Tonight, Drew Dober, FIGHT! Magazine’s Full Time Fighter contest winner, will take on local welterweight Nick Nolte on the under card of Bellator Fighting Championship 16 in Kansas City.
Unlike the amateur fighter that flew off to Las Vegas to train at Xtreme Couture as a result of that contest, Dober is now a grounded professional logging the extra hours to advance his career.
“When I’m in the gym and when I’m getting reps in, hitting pad rounds and all that stuff, I’m dead serious.”, says the 21-year-old fighter.
That seriousness is a reflection of the professionalism and intensity he witnessed while rooming at the home of Shawn Tompkins and sparring with the likes of Sam Stout, Mike Pyle, Tyson Griffin and Frank Trigg.

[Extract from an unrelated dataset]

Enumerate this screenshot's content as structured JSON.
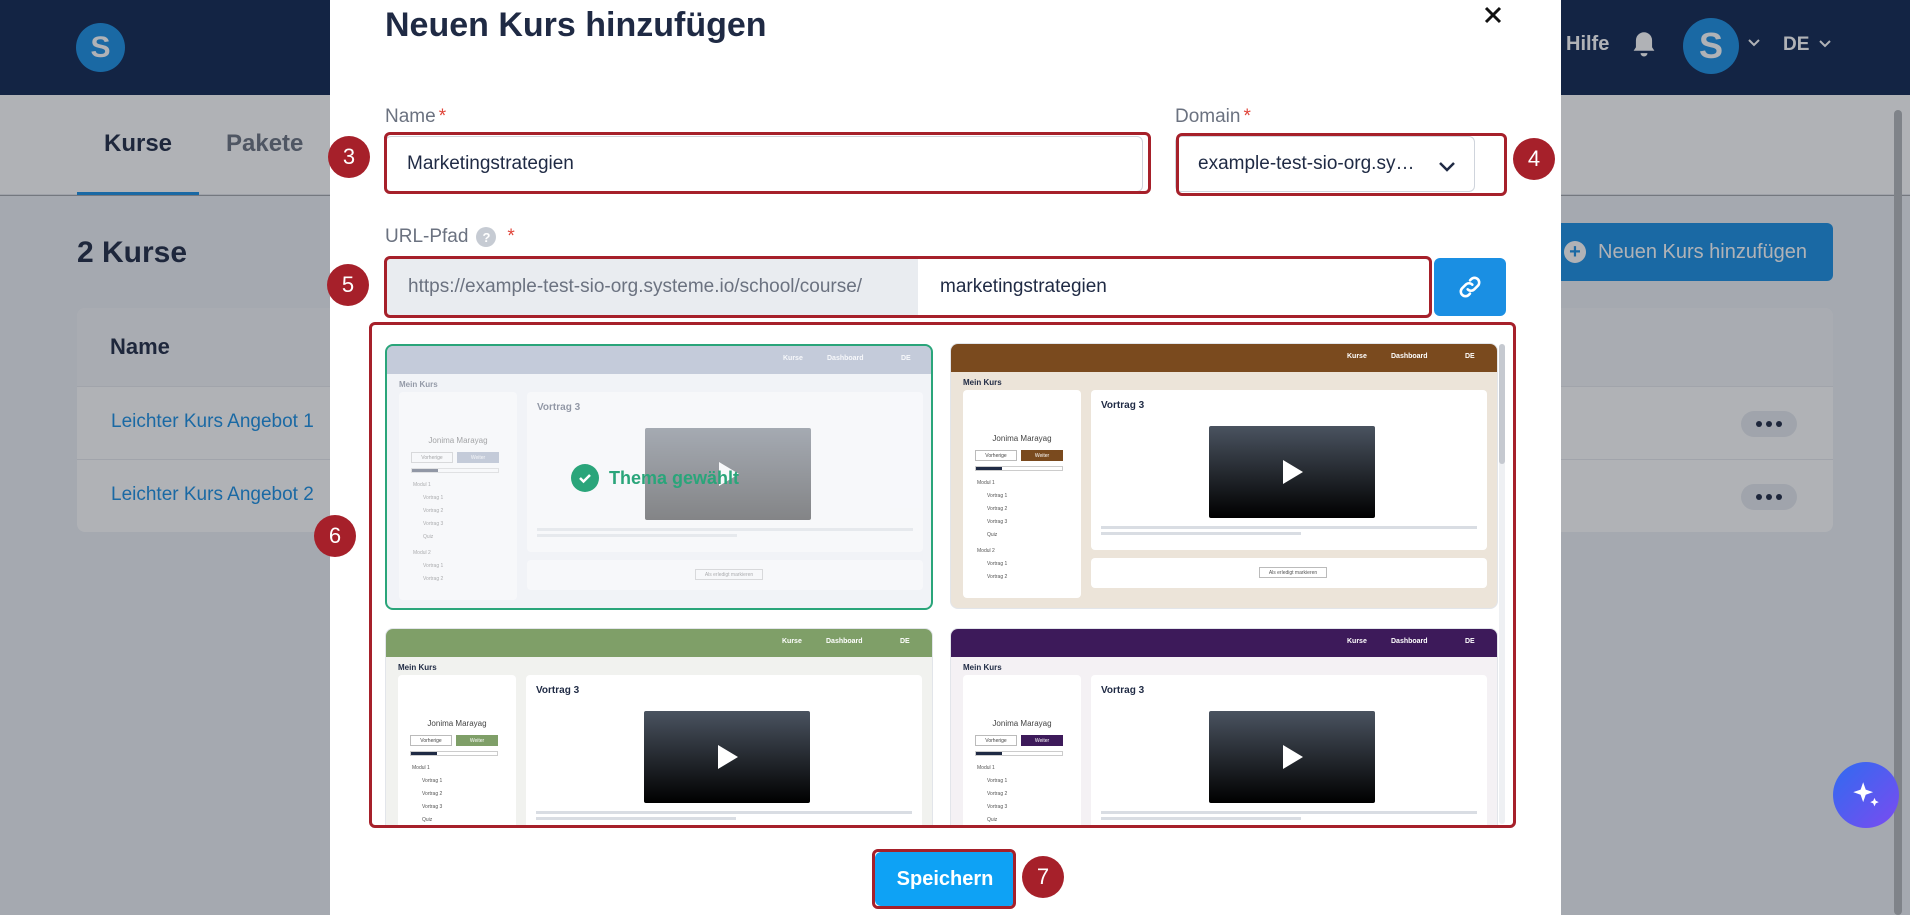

“The top guys,” explains Dober, “this is their job. Going to the gym is like clocking in. [They’re] getting mat time and then getting the proper coach time. When they hit the heavy bag, hit the pads, jump rope or even shadow box, they don’t mess around. The true pros and the ones that will make it are the ones that are shadow boxing like they have an opponent in front of them.”

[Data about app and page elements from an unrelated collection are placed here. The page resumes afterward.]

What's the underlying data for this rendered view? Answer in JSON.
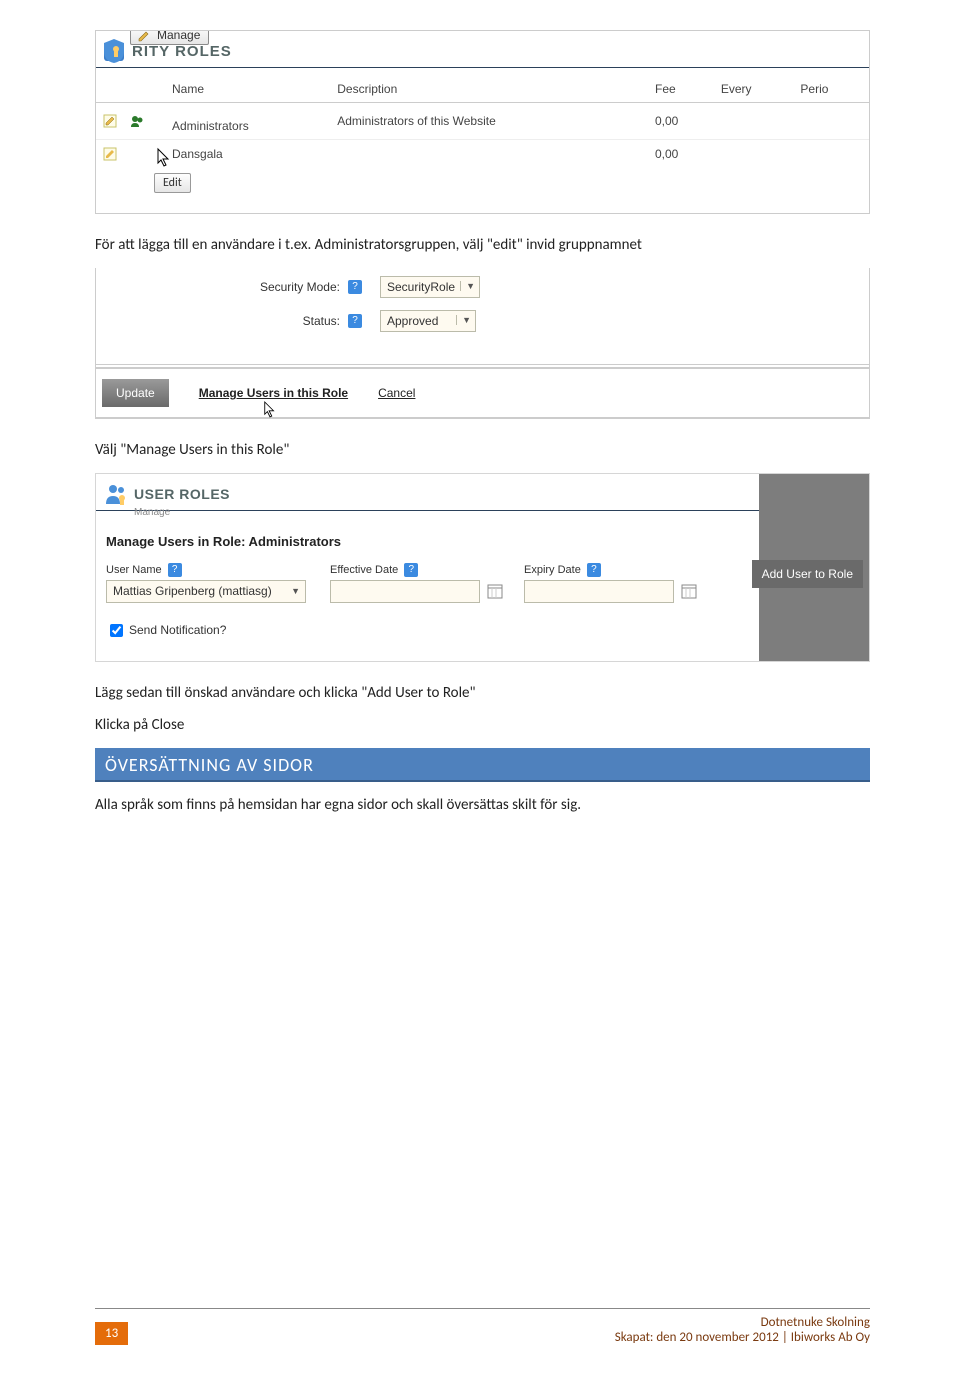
{
  "roles_screenshot": {
    "title_visible": "RITY ROLES",
    "manage_btn": "Manage",
    "columns": [
      "Name",
      "Description",
      "Fee",
      "Every",
      "Perio"
    ],
    "rows": [
      {
        "name": "Administrators",
        "description": "Administrators of this Website",
        "fee": "0,00"
      },
      {
        "name": "Dansgala",
        "description": "",
        "fee": "0,00"
      }
    ],
    "edit_tooltip": "Edit"
  },
  "para1": "För att lägga till en användare i t.ex. Administratorsgruppen, välj \"edit\" invid gruppnamnet",
  "form": {
    "security_mode_label": "Security Mode:",
    "security_mode_value": "SecurityRole",
    "status_label": "Status:",
    "status_value": "Approved",
    "update": "Update",
    "manage_users": "Manage Users in this Role",
    "cancel": "Cancel"
  },
  "para2": "Välj \"Manage Users in this Role\"",
  "user_roles": {
    "title": "USER ROLES",
    "sub": "Manage",
    "manage_heading": "Manage Users in Role: Administrators",
    "user_name_label": "User Name",
    "user_name_value": "Mattias Gripenberg (mattiasg)",
    "effective_label": "Effective Date",
    "expiry_label": "Expiry Date",
    "add_btn": "Add User to Role",
    "send_notification": "Send Notification?"
  },
  "para3": "Lägg sedan till önskad användare och klicka \"Add User to Role\"",
  "para4": "Klicka på Close",
  "heading": "ÖVERSÄTTNING AV SIDOR",
  "para5": "Alla språk som finns på hemsidan har egna sidor och skall översättas skilt för sig.",
  "footer": {
    "page": "13",
    "title": "Dotnetnuke Skolning",
    "created": "Skapat: den 20 november 2012 | Ibiworks Ab Oy"
  }
}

The opponent currently in front of “The Doberman” is Nick Nolte, a (2-1-0) welterweight who is coming off a first round submission victory at the Strikeforce Challenger event last November.
“I’ve seen a couple videos.” says Dober of Nolte. “I’ve fought his type before and from what I’ve seen he’s a gamer. So he’s going to come at me. I’m going to play my game. If plan A doesn’t work then I’ll go to plan B. [The] main thing though is to come out with that big W.”

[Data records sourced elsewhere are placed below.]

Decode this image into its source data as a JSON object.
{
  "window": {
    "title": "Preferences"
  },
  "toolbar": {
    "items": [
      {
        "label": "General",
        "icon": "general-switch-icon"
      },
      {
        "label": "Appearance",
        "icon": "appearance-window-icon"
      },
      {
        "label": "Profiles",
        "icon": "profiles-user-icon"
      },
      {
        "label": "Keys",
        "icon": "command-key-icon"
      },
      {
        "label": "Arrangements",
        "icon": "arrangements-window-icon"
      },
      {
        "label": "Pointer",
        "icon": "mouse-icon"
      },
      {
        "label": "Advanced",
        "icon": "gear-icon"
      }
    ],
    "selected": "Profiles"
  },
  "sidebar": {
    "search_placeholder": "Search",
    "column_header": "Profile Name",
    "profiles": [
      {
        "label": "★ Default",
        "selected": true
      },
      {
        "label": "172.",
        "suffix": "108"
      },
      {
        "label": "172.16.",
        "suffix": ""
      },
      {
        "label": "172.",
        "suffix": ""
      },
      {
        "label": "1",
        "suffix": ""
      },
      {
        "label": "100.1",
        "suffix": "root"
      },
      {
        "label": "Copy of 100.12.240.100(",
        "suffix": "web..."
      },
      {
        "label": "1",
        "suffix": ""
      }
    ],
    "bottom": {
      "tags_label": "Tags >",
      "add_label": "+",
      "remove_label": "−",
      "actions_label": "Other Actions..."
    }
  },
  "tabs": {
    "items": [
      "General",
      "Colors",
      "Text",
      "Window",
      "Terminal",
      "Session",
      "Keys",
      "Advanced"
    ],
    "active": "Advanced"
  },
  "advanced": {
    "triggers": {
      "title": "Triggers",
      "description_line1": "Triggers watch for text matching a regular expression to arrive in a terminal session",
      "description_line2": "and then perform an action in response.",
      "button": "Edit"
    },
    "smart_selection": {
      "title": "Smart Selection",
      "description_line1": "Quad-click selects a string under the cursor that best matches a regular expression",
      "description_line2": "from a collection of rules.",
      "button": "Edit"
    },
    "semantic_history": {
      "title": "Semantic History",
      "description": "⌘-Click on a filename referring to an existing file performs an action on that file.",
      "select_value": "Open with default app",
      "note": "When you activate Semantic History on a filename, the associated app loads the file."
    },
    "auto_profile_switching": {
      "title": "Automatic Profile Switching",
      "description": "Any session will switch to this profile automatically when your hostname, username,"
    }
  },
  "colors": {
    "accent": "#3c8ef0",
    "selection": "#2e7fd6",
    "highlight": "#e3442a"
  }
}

The ‘W’ has eluded Dober in his last two fights, something he attributes primarily to his unwillingness to switch to a plan B. In his decision losses to Brandon Girtz and Chase Hackett (both highly regarded prospects themselves) Dober admits to being too comfortable with his jiu-jitsu. “Being comfortable on my back isn’t a good idea. So were just changing up my game, just a little bit, to where I can fight to get off my back instead of just laying there.”
In addition to utilizing his jiu-jitsu to counter wrestlers, Dober has worked “a ton” of wrestling with UFC veteran Jake Ellenberger and his undefeated brother Joe Ellenberger.
“You only have 15 minutes.” explains Dober, “You’re going to either go for the submission or if you can’t get the submission then you have to go to plan B right away. You can’t just wait for the mistake.”
Now, having put in the labor, Dober is ready to cash his check. “The fight in itself, that’s when I can display everything I’ve worked on. So I can fight with a smile on my face because the hard parts over. The fight is the fun part.”